I recently learned that there were 52,447 deliberate and 23,237 accidental non-fatal gunshot injuries in the United States during 2000 according to the National Center for Injury Prevention and Control. The majority of gun-related deaths in the United States are actually suicides according to the National Center for Health Statistics, CDC, with 17,352 (55.6 percent) of the total 31,224 firearm-related deaths in 2007, and apparently 12,632 (40.5 percent) were homicide deaths according to National Vital Statistics Reports (CDC). And then of course people wonder if the Columbine High School massacre, the Beltway sniper attacks, the Virginia Tech massacre, the 2011 Tucson shooting, and the Aurora, Colorado theater shooting would have happened if our gun laws were stricter.
The case to take away all guns obviously will leave those following the law without guns when criminals with weapons break into their homes, and the case that allows everyone to own a gun will still not stop crazy people from shooting people even if they knew for a fact that everyone else in the country had a firearm. Hot tempers would boil out of control, road rage would always end up being deadly, and then every irresponsible kid or young child would have access to a gun.
Some sort of compromise that places reasonable laws on the guns that are already in circulation would be ideal, but of course no one knows how to go about that.
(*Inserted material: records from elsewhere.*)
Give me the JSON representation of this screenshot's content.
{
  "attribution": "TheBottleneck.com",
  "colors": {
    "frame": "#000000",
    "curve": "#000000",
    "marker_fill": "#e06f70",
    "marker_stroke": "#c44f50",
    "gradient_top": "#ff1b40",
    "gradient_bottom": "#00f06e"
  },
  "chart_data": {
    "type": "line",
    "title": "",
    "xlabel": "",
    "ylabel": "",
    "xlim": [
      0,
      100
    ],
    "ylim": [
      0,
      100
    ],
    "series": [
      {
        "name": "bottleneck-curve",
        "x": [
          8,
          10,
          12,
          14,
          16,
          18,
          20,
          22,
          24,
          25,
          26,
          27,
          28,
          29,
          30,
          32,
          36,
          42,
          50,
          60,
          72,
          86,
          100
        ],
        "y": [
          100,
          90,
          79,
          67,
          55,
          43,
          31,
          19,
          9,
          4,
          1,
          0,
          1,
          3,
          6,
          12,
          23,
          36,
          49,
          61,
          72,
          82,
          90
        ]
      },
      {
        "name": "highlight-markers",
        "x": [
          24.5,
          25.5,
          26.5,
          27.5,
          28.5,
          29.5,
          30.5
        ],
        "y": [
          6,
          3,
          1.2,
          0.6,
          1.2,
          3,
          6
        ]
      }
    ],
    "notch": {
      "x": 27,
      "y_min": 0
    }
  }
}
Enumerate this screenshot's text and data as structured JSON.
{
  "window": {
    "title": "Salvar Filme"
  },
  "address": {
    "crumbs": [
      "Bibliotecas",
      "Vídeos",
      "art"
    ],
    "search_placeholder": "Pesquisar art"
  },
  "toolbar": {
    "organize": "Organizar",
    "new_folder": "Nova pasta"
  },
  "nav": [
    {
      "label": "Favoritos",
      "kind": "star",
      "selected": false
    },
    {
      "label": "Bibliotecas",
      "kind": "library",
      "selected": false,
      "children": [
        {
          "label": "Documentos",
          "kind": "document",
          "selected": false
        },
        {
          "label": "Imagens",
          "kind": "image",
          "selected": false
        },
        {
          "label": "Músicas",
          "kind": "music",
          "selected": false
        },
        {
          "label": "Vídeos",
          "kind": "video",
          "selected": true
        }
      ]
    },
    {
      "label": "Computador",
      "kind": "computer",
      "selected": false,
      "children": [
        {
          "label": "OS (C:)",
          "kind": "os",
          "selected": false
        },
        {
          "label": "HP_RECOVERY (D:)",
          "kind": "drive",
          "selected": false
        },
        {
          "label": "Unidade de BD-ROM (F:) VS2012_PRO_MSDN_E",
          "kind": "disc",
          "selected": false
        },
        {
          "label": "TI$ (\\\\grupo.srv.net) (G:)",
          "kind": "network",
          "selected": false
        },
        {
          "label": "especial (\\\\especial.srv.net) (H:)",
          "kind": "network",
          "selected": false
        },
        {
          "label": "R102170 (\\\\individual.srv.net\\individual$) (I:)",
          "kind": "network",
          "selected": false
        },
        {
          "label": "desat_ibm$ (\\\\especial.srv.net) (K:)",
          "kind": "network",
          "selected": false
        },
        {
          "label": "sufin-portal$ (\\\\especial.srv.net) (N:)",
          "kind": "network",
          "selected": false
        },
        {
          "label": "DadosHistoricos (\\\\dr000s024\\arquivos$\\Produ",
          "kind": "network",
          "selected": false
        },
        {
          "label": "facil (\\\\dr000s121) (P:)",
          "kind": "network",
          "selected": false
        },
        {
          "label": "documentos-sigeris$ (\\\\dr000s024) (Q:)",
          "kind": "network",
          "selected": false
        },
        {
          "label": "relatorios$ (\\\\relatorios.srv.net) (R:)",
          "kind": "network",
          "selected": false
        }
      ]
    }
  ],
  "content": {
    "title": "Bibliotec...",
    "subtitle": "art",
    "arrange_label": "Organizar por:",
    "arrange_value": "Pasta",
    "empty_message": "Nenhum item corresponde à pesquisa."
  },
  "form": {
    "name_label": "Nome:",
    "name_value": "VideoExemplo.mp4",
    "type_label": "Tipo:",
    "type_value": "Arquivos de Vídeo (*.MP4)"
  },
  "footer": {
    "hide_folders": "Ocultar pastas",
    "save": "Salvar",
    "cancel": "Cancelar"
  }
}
I’m not even sure if censoring films in Hollywood, books in the library, or videos games will actually do anything for adults, mostly because I would still sometimes like to be entertained by violent action books and films, but because it sucks that that all the sane, responsible people can’t enjoy something like the movie, Gangster Squad, until January or see the film in its original bada##ery do to the film’s obviously violent nature.
All of this really is a complicated discussion that we should have regardless of what party you’re registered as because I do agree that gun violence has become a problem. On the other hand I do await the coming zombie apocalypse and I would love to keep a firearm for protection against zombies and for situations where the responsible use of a firearm could save someone’s life.
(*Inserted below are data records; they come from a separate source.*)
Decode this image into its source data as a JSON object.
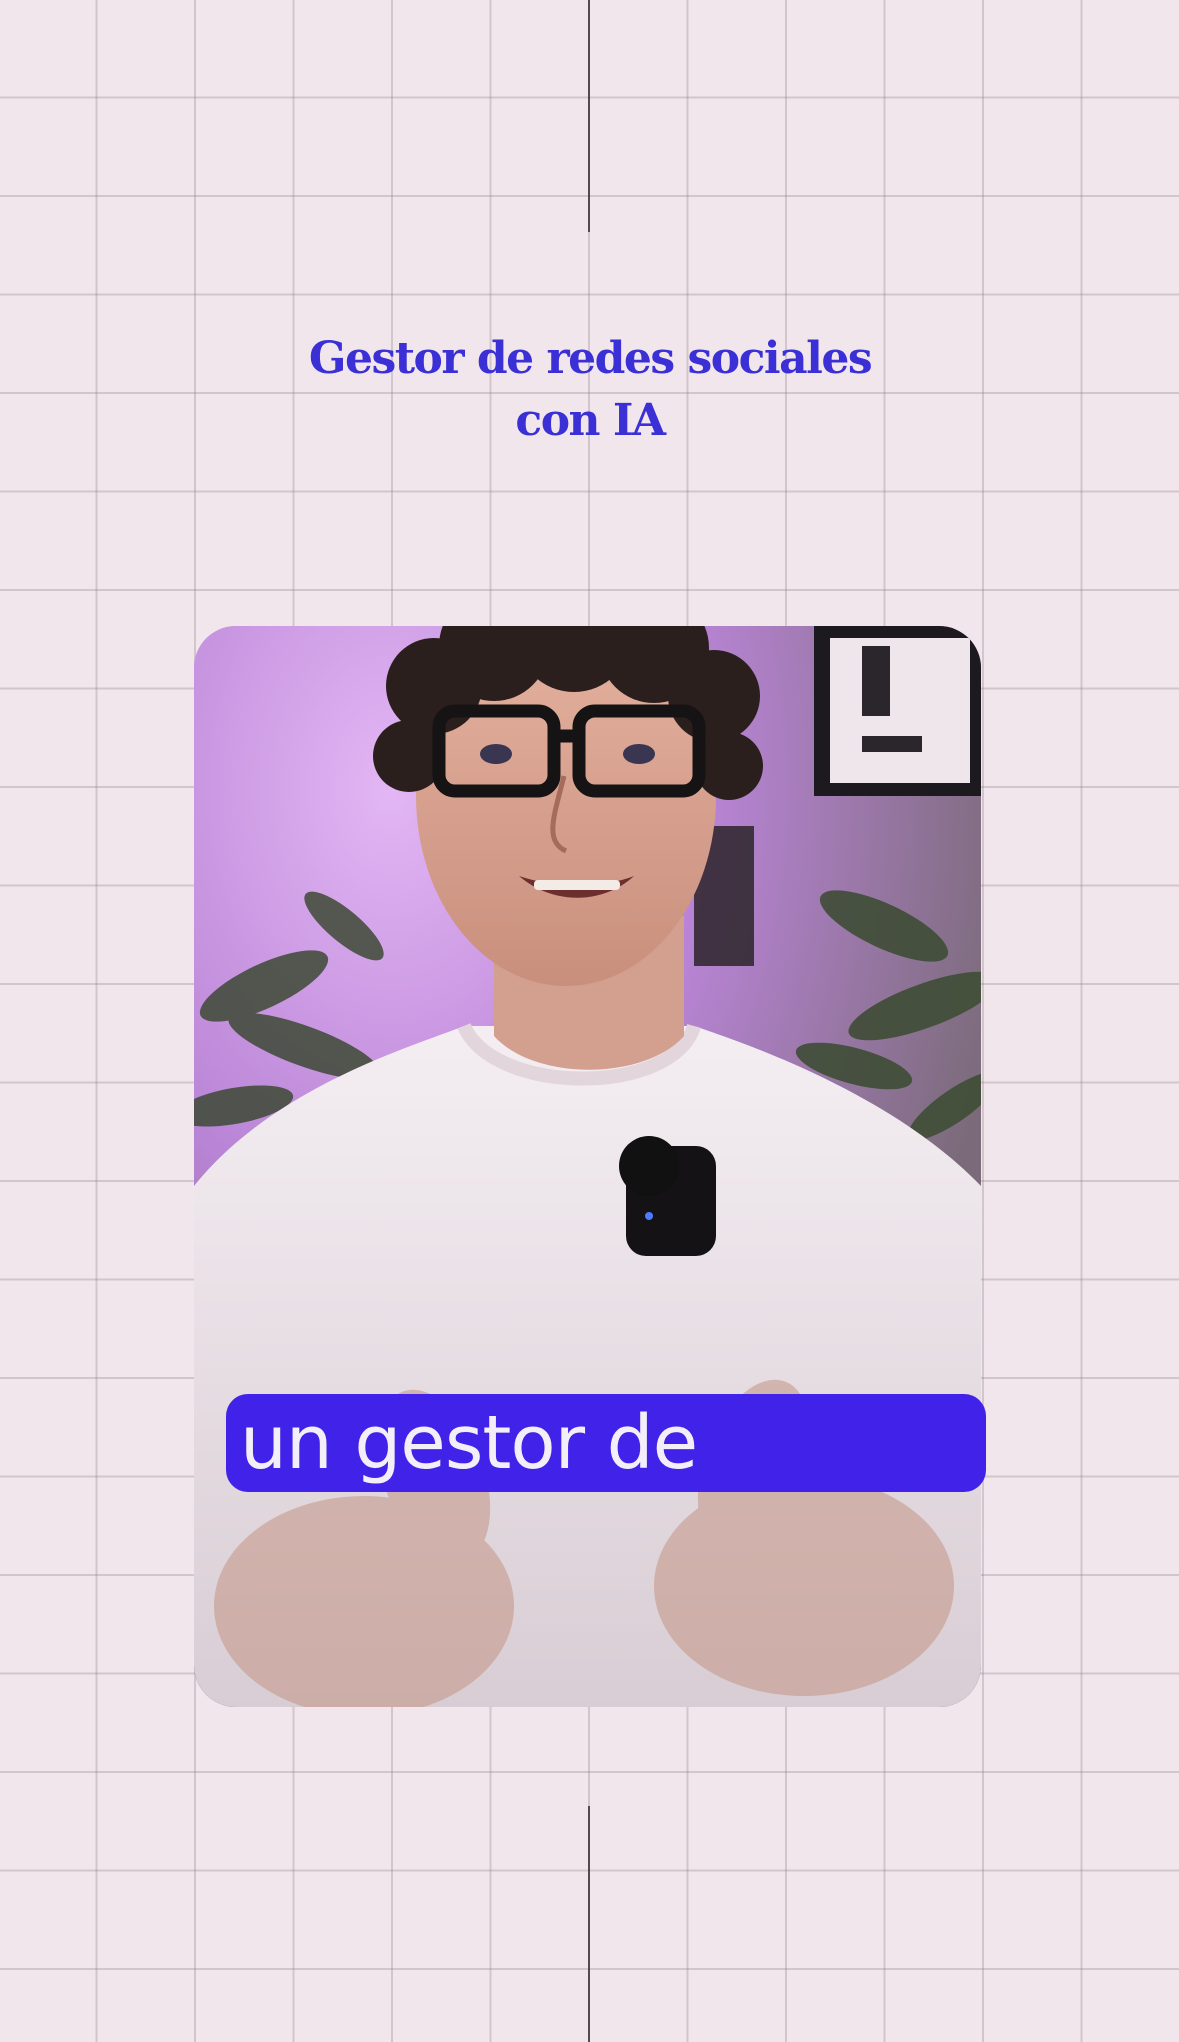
{
  "headline": {
    "line1": "Gestor de redes sociales",
    "line2": "con IA"
  },
  "caption": {
    "text": "un gestor de"
  },
  "colors": {
    "background": "#f1e6ec",
    "grid_line": "#c9b9c1",
    "headline": "#3b2fd6",
    "caption_box": "#4022e8",
    "caption_text": "#f3eef8"
  }
}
I’m glad, however, that the decision surrounding gun control doesn’t sit solely on my shoulders because I don’t have a clue about what to do with the whole situation. So I’m opening up the comments for discussion. Where do you stand on the gun control issue, and how would you go about changing the gun laws we have if you would change anything?
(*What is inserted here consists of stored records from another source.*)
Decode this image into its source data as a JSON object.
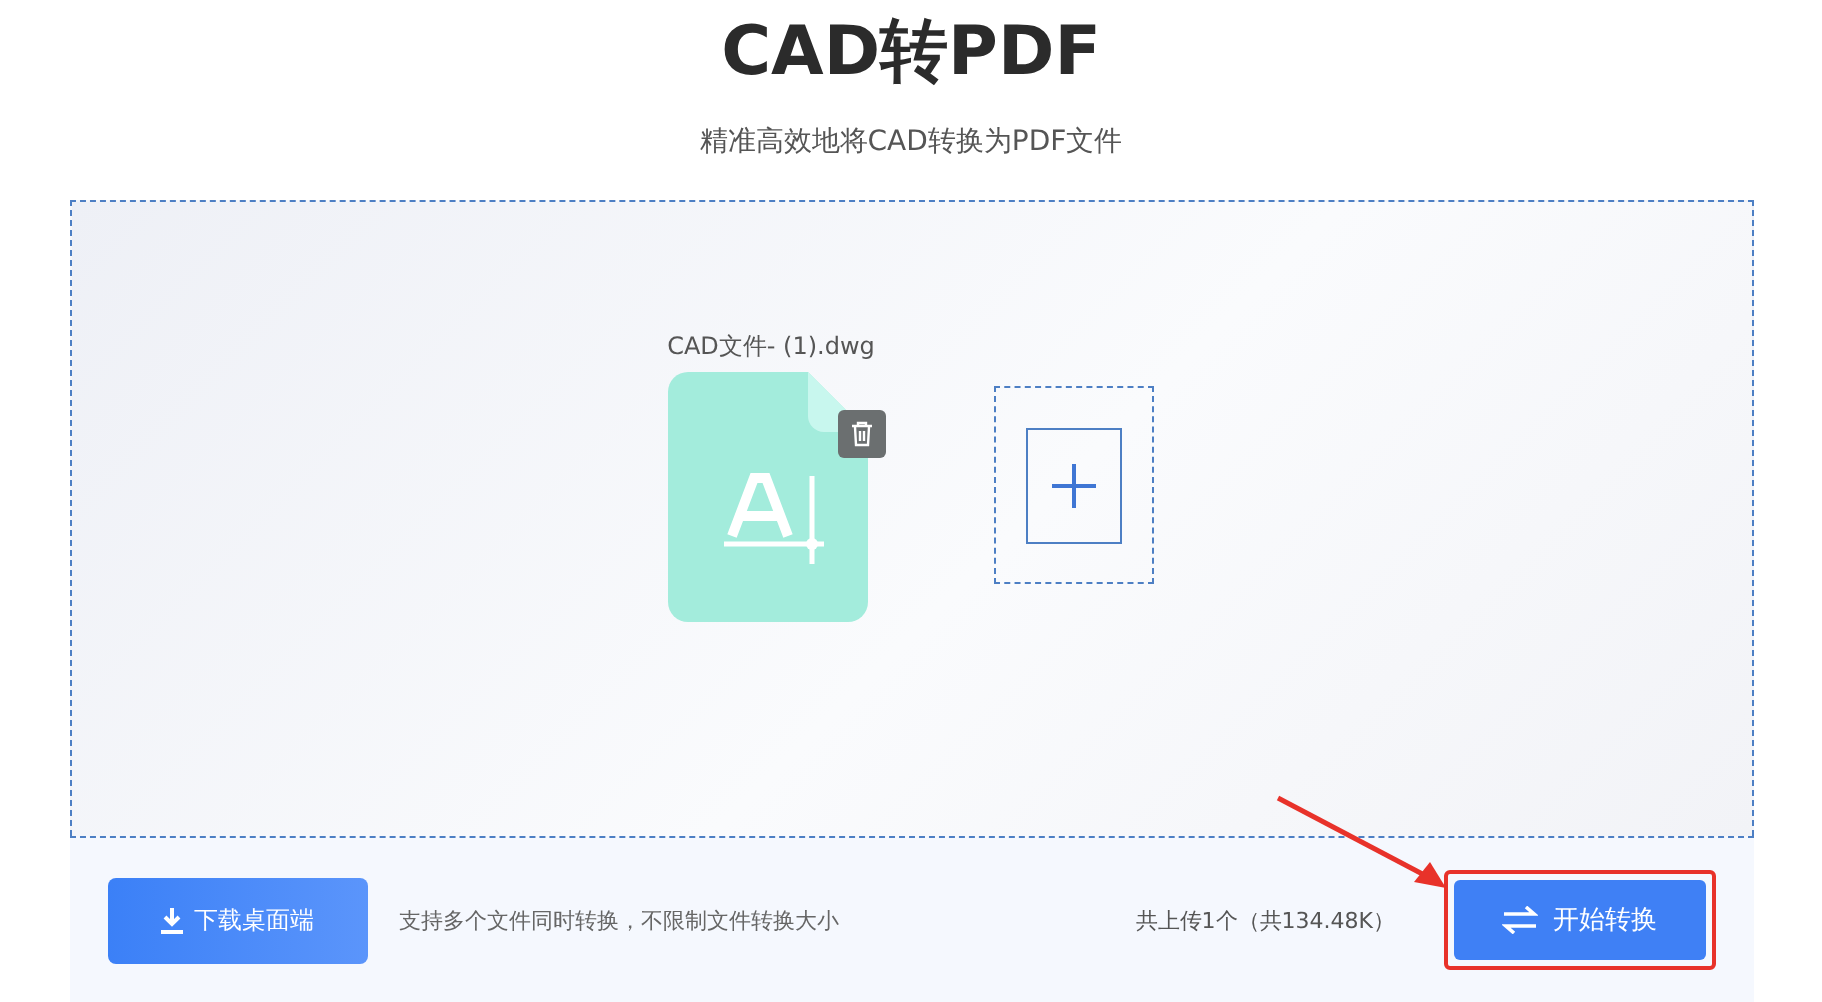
{
  "title": "CAD转PDF",
  "subtitle": "精准高效地将CAD转换为PDF文件",
  "files": [
    {
      "name": "CAD文件- (1).dwg"
    }
  ],
  "download_button": "下载桌面端",
  "hint": "支持多个文件同时转换，不限制文件转换大小",
  "summary": "共上传1个（共134.48K）",
  "convert_button": "开始转换"
}
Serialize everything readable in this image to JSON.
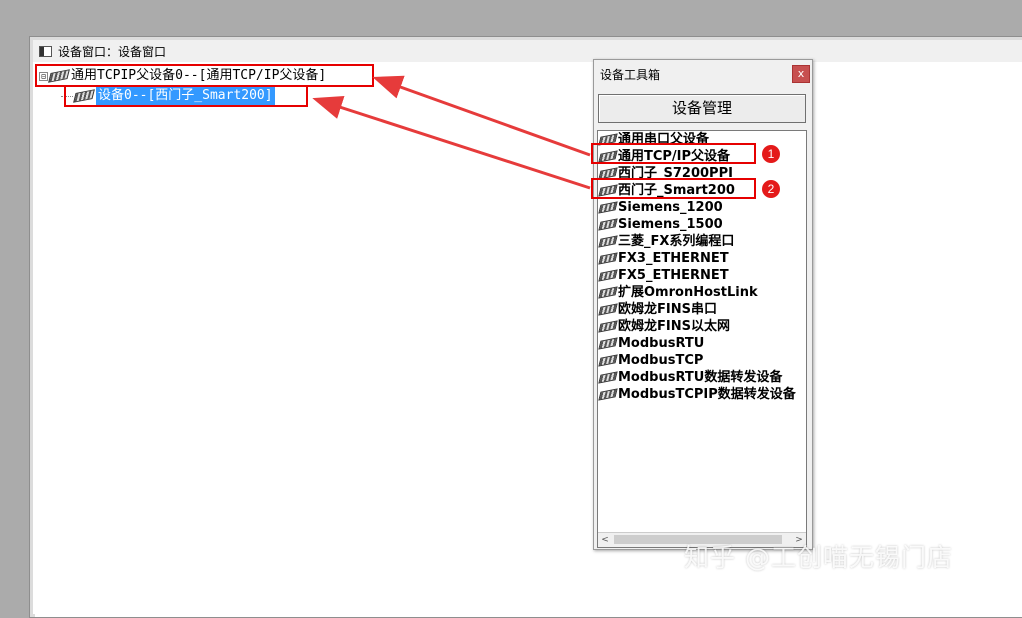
{
  "window": {
    "title": "设备窗口：设备窗口"
  },
  "tree": {
    "root": {
      "expander": "⊟",
      "label": "通用TCPIP父设备0--[通用TCP/IP父设备]"
    },
    "child": {
      "label": "设备0--[西门子_Smart200]"
    }
  },
  "toolbox": {
    "title": "设备工具箱",
    "close_label": "x",
    "manage_button": "设备管理",
    "items": [
      "通用串口父设备",
      "通用TCP/IP父设备",
      "西门子_S7200PPI",
      "西门子_Smart200",
      "Siemens_1200",
      "Siemens_1500",
      "三菱_FX系列编程口",
      "FX3_ETHERNET",
      "FX5_ETHERNET",
      "扩展OmronHostLink",
      "欧姆龙FINS串口",
      "欧姆龙FINS以太网",
      "ModbusRTU",
      "ModbusTCP",
      "ModbusRTU数据转发设备",
      "ModbusTCPIP数据转发设备"
    ],
    "scroll_left": "<",
    "scroll_right": ">"
  },
  "annotations": {
    "badge1": "1",
    "badge2": "2",
    "color": "#e60000"
  },
  "watermark": "知乎 @工创喵无锡门店"
}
2 thoughts on “How I Feel About Gun Control”
My family has always taught safe use and storage of fire-arms too. If they weren’t banned on campuses, my brother and I would (probably) both own at least one. Gun bans are certainly not the way – as they would allow the law-abiding to be utterly defenseless when attacked or threatened by criminals. At the same time, waiting periods (between the purchase and pick-up of guns) and what background-checks are run don’t seem to be helping much, either. This might be an un-answerable question, but I’m certainly against “gun control” harshness increasing as much as most suggest.
Texas has the lowest crime rate in the US, everyone there can own a concealed weapon, they also have harsher punishment for those who break the law. I think criminals who use guns do so because they know they can get away with it and that a lot of people don’t own guns. I think that if there was a fear that people would fight back against that fore said criminal then he/she would think twice. A while back farmers were being attacked, robbed and sometimes injured when they went to irrigate in the middle of the night. When that was happening I was glad my dad carried a gun and I felt better though I was still worried. I think gun control is an awful idea and won’t stop criminal from getting their hands on one considering they break the law anyways. I think the solution is proper education of firearms and encouragement of that education as well as arming yourself. But that’s just my opinion, but I think Texas has it right.